Wednesday, 29 July 2009

Chimp lit

I'm not a great fan of fiction. Rather like the theatre, the hit rate isn't high enough for me to think of it as a reliable and good value source of entertainment.

The last novel I read, Netherland - which received almost universally favourable reviews - was disappointing, the more so as it was an intriguing and unusual proposition: a novel featuring a Dutch banker and his adventures with immigrant cricketers in post-9/11 New York.

However, I found it inaccurate in details, unevenly written, and self-indulgently didactic and ruminative. Elliptical but with nothing much in the gaps. Worse, it lacked emotional credibility, and too obviously strained for an off-beat profundity that in the end felt unremarkably generic. (That would be a 'no' from me then).

But the novel I'm reading now, Me, Cheeta, is great. It's a parody of the Hollywood memoir by Tarzan's best mate (not Jane; pictured below). Sort of David Niven's memoirs as told by Bob Evans*...but as a chimp. It was nominated for the Booker yesterday.

It made me realise that of the contemporary novels I've read, the ones that featured chimps have all been good: Brazzaville Beach, Great Apes and this one. It might take a chimp and a typewriter close to eternity to write the works of Shakespeare but the reverse appears to be a much more promising theoretical proposition. I think our own subjectivity - at least as it's represented in the contemporary novel - has become a bit boring.

So, roll on a new genre, chimp lit. It'll need its own prize, of course: how about the Fyffes Prize for Simian-Related Fiction, or for short, The Banana?

* Just noticed that Evans's autobiography (The Kid Stays in the Picture) is out of print. Shame, as it's one of the most entertaining and revealing books I've read on how films get made. It's also, I think, one of the best books I've read on the the art of the deal, and not just in relation to the film business.


Brit said...

Nige is always plugging the Cheeta book. Will have to add it to The List.

The trick with fiction is not to read anything less than 20 years old, to allow the quality-filtering process to take some effect.

Nige said...

With you on contemp fiction as well as Me Cheeta, Gaw - though I should point out that it's an autobiography. Still, brilliant that it's on the Booker longlist. Wonder if Cheeta will make it to the dinner...

Gaw said...

Brit, you're right. I should start exploring some of Nige's obscure and ancient Portuguese writers.

BTW the basis for another R4-type quiz: Which European country has the fewest number of famous people you can name (a twist on the 'name ten famous Belgians' game). I always had Portugal near the top but no longer. (You may exclude Baltics and Balkans to make it more competitive - as you can probably tell, this one actually has occupied a few car journeys).

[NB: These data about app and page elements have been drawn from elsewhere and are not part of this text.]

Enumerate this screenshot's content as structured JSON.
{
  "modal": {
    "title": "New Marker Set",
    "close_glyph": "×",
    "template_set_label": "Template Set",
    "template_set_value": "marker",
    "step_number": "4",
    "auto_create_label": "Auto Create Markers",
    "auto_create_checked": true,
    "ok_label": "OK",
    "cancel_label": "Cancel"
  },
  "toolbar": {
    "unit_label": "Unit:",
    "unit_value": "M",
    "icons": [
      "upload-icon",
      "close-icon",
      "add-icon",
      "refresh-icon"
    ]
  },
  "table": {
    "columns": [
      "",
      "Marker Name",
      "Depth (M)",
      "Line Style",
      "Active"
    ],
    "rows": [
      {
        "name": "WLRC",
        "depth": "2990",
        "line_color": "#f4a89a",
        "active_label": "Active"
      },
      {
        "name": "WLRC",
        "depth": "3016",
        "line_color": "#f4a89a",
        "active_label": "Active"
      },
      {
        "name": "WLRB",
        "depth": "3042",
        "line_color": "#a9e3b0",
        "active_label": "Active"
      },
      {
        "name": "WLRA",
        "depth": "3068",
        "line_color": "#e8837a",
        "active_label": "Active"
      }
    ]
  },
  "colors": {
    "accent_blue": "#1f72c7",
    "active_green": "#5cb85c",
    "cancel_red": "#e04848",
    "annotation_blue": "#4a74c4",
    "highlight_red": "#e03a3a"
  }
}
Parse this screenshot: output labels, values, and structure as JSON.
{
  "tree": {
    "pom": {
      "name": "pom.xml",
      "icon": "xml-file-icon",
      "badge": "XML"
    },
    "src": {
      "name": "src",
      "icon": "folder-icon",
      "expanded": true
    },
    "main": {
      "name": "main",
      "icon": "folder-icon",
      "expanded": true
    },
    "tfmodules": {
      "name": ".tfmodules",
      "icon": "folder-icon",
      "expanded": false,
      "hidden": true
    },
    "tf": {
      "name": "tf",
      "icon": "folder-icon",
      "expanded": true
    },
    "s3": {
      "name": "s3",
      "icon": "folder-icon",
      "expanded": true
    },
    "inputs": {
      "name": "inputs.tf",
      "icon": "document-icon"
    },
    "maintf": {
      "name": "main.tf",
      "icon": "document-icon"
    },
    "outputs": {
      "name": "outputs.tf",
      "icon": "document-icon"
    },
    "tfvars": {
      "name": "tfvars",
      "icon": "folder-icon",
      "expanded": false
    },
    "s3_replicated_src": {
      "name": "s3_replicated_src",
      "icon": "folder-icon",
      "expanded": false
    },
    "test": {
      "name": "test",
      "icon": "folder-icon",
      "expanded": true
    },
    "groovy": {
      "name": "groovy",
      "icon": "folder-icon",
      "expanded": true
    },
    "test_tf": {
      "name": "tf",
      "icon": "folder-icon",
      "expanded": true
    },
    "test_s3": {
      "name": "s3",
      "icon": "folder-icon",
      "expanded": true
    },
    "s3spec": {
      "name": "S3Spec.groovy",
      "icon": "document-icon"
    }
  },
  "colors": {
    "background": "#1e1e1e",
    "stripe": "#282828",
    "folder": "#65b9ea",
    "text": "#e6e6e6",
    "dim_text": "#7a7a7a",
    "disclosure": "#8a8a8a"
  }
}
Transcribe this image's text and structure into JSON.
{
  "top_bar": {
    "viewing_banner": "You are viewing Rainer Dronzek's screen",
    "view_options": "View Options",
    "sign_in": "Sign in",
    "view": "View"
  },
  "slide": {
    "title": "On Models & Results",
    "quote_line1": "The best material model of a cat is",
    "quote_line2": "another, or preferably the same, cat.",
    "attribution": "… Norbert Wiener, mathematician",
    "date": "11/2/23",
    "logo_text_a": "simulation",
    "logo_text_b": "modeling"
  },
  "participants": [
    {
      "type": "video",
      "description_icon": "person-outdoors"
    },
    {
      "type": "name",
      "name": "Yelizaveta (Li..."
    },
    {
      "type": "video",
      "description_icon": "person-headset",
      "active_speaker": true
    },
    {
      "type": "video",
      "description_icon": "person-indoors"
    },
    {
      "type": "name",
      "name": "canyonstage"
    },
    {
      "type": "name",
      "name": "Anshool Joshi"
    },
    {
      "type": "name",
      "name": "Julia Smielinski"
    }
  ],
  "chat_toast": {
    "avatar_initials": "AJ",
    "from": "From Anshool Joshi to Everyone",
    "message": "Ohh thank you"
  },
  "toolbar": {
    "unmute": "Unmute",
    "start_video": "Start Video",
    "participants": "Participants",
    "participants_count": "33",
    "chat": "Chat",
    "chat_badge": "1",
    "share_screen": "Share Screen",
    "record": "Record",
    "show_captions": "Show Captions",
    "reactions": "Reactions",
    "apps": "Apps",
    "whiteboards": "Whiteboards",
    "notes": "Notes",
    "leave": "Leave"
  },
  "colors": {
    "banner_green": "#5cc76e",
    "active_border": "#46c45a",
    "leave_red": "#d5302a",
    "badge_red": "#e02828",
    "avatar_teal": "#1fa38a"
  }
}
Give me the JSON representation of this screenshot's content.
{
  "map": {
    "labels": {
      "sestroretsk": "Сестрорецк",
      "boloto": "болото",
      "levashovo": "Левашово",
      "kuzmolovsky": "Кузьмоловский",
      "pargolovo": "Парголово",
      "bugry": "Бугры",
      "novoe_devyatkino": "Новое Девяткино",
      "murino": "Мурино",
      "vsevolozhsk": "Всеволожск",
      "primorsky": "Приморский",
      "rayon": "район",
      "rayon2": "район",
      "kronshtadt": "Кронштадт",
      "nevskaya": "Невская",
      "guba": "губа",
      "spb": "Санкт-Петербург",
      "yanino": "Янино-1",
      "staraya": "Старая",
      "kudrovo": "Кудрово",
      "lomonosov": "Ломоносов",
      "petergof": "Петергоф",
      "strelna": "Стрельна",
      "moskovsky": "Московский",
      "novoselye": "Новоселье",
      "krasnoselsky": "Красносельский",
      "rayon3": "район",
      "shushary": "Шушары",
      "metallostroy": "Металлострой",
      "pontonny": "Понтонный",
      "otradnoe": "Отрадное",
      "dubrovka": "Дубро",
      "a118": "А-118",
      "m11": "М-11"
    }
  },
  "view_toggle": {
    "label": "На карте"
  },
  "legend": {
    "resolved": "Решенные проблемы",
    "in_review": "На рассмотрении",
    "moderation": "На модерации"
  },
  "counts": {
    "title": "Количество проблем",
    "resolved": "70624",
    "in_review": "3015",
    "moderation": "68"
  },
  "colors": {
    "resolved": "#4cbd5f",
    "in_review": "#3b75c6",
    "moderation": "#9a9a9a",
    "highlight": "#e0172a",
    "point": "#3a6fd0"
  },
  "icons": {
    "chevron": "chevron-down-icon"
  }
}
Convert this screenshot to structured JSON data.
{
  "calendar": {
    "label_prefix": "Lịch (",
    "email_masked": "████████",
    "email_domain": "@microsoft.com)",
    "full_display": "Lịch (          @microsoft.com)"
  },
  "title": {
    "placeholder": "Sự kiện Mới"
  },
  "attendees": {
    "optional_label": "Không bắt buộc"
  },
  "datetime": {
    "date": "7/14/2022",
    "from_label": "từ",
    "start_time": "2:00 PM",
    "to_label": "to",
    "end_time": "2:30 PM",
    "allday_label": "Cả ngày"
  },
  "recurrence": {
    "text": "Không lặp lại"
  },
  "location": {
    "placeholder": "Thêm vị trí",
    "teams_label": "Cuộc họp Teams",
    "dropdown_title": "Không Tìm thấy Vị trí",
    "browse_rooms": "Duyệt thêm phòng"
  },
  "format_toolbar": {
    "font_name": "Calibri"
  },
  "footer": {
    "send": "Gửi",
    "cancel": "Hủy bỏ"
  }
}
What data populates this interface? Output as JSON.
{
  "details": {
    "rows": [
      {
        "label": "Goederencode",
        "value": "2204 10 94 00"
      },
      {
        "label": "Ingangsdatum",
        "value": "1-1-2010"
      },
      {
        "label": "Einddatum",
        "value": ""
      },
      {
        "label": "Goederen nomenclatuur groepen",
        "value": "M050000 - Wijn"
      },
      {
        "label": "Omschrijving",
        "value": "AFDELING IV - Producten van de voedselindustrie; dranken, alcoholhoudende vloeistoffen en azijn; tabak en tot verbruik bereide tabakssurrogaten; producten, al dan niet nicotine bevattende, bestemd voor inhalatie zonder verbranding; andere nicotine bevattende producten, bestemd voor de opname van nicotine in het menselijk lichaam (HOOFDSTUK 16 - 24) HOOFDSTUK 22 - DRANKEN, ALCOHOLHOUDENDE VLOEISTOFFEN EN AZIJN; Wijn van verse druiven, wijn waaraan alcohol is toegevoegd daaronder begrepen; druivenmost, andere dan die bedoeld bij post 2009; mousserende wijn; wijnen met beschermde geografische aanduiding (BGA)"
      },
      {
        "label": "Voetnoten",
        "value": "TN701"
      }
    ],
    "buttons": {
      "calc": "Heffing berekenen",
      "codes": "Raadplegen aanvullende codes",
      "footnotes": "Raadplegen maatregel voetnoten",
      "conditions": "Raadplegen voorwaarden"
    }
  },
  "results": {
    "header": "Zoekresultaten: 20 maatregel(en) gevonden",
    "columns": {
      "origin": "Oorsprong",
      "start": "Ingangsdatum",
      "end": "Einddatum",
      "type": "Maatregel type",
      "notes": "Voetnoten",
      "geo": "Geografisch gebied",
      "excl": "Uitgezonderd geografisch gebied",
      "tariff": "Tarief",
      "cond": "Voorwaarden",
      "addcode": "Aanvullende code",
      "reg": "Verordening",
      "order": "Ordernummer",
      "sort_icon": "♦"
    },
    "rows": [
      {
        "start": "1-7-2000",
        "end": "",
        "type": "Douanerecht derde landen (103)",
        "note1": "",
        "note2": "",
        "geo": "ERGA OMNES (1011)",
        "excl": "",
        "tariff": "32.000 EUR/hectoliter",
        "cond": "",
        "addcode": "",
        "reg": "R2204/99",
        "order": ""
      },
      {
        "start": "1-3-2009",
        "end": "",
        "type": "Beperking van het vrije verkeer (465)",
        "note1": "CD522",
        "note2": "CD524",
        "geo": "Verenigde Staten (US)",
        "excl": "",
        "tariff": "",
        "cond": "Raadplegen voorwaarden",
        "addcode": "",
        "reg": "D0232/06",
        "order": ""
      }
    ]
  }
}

Nige: Sorry, my mistake. Should really have been in for the Costa, née Whitbread. In any event I would hope PG would be served at the ceremony.

Gadjo Dilo said...

I'm racking my brains to think of anything I've read involving monkeys. Ah, "Gibbons: The Decline and Fall of the Roman Empire".

worm said...

I'm after a look at the cheeta book, I'm sure I'd like it!

And as for the Evan's book - yes, a rollicking good read - but the hollywood exposes I've read since have told me lots more about Evans, and it would seem that he left an awful lot of things about himself out of the story!

If you read 'High Concept' the story of drug addict and whore hound producer Don Simpson, Evan's name crops up all over stories involving plenty of seriously dark stuff indeed

Gaw said...

Gadj: I thought you might have started something there.. but I think you bagged the only good 'un!

Worm, thanks for the reco. I find those Hollywood books compulsively interesting - the mix of glamour, power and seediness is irresistible.

Congrats again on your news and glad you had what sounded like a legendarily good holiday.

Kevin Musgrove said...

The twenty year rule is a generally good one. It filters out all that up-its-own-arse "literary" fiction which is utterly unreadable.

Dave Lull said...

Just who is Cheeta the chimp, anyway?

Gaw said...

Thanks for the link Dave. I enjoyed the line: 'In Hollywood even animals lie about their age.'